In 2016, while I was at Jarden, the company was acquired by Newell Rubbermaid. Jarden’s stock was at a near all time-high – but Newell’s management thought they could accelerate it further via a slew of synergies. On the surface the companies looked somewhat similar – both sold household products primarily through wholesale, both sourced from similar factories in Asia and the two shared a lot of customer demographic overlap. But there was something fundamentally different between the two organizations. Newell preferred to centralize a lot of key choices around innovation, sales, and e-commerce, why Jarden operated more similarly to a holding company – with each business having a large amount of autonomy to make decisions and take risks. 

After the deal closed, Newell hired two large management consulting firms to mold Jarden into its operating model. The results were underwhelming as you can see in the chart below.
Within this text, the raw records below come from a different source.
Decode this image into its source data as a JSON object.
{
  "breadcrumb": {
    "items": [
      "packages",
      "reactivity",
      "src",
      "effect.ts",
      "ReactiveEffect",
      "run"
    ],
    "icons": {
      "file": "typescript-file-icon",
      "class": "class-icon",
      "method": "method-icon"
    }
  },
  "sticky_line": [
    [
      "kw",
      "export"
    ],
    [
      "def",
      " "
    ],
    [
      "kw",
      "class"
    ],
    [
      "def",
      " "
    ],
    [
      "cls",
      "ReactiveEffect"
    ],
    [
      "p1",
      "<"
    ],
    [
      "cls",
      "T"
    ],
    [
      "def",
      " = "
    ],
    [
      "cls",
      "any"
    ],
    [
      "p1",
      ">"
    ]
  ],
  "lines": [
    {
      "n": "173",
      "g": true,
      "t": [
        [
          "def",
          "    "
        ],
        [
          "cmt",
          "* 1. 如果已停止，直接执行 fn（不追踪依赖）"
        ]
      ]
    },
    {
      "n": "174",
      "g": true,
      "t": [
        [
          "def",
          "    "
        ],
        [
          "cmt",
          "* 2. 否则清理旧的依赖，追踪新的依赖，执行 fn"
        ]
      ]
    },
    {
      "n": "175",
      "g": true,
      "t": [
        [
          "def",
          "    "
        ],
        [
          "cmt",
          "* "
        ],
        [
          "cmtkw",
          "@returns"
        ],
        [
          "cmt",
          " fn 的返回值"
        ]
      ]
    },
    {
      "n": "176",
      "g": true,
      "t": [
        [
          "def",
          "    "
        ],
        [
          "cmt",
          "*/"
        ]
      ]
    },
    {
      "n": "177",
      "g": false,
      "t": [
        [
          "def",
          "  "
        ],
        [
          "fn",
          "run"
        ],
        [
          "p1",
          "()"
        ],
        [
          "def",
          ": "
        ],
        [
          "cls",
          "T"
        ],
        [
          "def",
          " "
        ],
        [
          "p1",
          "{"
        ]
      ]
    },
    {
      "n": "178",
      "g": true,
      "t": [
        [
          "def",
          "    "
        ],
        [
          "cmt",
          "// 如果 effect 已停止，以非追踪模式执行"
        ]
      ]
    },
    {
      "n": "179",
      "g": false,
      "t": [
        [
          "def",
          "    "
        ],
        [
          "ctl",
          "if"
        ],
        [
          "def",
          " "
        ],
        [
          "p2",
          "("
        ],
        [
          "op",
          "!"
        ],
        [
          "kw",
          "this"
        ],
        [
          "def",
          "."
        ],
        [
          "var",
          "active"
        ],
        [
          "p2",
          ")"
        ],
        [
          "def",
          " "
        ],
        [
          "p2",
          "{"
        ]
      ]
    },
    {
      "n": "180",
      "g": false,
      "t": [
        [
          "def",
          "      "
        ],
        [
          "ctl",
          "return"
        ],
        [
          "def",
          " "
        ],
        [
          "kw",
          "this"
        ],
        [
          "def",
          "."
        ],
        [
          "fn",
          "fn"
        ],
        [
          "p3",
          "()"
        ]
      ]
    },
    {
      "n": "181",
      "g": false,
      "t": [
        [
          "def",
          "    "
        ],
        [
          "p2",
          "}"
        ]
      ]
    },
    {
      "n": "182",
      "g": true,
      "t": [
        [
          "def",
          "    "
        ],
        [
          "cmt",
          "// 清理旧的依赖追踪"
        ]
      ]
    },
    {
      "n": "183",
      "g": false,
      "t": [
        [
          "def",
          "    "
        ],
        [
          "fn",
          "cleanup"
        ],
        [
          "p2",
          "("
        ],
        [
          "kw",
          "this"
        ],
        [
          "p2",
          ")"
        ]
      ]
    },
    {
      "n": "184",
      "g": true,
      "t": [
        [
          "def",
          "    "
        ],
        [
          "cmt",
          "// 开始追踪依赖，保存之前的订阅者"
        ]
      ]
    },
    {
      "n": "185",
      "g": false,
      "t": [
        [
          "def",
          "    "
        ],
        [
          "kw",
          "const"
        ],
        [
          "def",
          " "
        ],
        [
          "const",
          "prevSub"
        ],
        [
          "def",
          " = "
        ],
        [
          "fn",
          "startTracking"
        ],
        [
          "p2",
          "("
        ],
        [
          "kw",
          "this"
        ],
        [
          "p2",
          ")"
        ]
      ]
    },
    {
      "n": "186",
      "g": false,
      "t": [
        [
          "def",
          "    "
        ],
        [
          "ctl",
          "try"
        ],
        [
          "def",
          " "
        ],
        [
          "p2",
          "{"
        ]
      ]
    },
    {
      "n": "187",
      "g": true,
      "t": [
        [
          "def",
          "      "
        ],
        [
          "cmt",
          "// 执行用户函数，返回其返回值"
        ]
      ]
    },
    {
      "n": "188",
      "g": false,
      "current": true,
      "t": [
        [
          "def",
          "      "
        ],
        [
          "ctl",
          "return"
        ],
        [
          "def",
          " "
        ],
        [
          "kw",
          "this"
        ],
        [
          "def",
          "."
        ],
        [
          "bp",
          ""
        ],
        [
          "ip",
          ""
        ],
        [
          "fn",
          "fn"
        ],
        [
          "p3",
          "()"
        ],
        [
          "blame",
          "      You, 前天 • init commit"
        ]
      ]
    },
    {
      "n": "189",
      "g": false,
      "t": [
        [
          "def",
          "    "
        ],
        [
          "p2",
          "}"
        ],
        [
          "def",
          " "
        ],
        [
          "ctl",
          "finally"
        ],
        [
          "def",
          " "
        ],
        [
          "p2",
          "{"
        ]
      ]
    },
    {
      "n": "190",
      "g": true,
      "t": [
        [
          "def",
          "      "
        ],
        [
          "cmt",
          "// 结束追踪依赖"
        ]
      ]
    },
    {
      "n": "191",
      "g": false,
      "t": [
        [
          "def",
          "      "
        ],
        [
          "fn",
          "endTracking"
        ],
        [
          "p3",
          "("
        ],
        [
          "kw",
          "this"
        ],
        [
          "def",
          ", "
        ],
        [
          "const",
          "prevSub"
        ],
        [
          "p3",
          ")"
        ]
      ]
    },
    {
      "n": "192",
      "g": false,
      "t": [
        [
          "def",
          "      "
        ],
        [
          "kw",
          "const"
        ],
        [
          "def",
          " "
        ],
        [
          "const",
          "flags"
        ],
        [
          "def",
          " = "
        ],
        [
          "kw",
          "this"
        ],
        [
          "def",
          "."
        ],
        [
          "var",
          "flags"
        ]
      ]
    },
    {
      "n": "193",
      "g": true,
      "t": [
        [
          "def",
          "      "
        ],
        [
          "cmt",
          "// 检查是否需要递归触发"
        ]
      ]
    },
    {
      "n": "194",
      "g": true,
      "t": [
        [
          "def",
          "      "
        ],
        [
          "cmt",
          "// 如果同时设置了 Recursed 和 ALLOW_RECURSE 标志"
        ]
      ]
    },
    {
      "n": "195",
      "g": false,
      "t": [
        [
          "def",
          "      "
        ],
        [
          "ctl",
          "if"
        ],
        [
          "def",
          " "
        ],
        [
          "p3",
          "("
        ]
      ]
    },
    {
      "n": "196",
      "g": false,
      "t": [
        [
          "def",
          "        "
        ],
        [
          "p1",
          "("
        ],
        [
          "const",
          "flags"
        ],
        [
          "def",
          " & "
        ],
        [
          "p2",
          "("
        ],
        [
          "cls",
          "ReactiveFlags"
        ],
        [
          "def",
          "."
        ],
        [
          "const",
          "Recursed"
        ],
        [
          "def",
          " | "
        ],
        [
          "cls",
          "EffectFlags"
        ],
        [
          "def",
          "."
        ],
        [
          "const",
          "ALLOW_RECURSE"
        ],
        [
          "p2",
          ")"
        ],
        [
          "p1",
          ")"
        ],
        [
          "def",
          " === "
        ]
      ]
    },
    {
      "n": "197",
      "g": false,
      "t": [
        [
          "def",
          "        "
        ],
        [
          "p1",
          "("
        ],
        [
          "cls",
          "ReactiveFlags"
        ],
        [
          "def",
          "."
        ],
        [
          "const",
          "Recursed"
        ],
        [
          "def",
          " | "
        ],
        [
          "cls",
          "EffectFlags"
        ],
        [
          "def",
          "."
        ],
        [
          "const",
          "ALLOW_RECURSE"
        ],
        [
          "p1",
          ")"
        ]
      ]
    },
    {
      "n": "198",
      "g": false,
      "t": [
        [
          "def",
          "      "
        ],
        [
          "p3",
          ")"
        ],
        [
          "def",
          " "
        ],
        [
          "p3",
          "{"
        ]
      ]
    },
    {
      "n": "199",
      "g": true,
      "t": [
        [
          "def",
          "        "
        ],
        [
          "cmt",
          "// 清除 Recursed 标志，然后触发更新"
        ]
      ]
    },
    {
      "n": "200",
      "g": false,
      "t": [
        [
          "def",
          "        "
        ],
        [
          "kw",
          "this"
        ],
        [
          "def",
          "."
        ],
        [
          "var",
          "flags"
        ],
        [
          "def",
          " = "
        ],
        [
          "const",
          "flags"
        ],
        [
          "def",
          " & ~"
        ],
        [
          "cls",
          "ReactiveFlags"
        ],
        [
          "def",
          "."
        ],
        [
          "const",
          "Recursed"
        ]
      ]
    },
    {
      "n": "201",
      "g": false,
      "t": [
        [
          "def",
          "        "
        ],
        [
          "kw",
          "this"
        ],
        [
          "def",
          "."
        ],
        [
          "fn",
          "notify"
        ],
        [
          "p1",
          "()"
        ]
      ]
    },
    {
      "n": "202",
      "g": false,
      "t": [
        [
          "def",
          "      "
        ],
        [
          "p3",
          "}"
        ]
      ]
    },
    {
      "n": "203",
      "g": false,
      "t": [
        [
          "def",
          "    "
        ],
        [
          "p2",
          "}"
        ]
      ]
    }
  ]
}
Within two years of the deal closing, Newell’s stock had significantly underperformed vs its peers.    

And under the hood, many core KPI’s such as COGS and EBITDA were struggling. 

So, what ultimately was the reason for this drastic underperformance vs peers? The answer is it was self-inflicted and not a sign of larger macro issues.  

The most cogent argument I believe is that Newell was building products that retailers and customers didn’t want. Under the Jarden model, each business unit performed separate R&D and worked closely with retailers to design products that customers desired. While, under the Newell model, innovation was centralized and often misaligned with customer needs. Furthermore, marketing was also centralized, and spending was controlled by a group that didn’t understand a lot of the cultural nuances of the various owned brands. For example, Newell deciding to stop sponsoring pro athletes on the K2 or Marmot brands because the centralized team didn’t have experience here had devastating consequences for awareness and relevance. Drawing parallels to the Disney example, centralizing content decisions caused the company to misjudge what viewers wanted and alienated the creative teams who had previously had their own marketing budgets. This caused dislocations in the industry as a team was applying a one-size fits all approach to a wide swath of content. This led to a lot of film and TV IP that turned out to be duds or were not marketed to the right audience – which ultimately put pressure on margins. 

Disney is nothing without its IP the same way that many of Jarden’s legacy brands like Marmot, Coleman and K2 would not have been successful without the outdoor sports trade vertical. Different industry, but very similar lesson – centralization comes with risk that often consulting firms have a hard time distinguishing.   

Share this: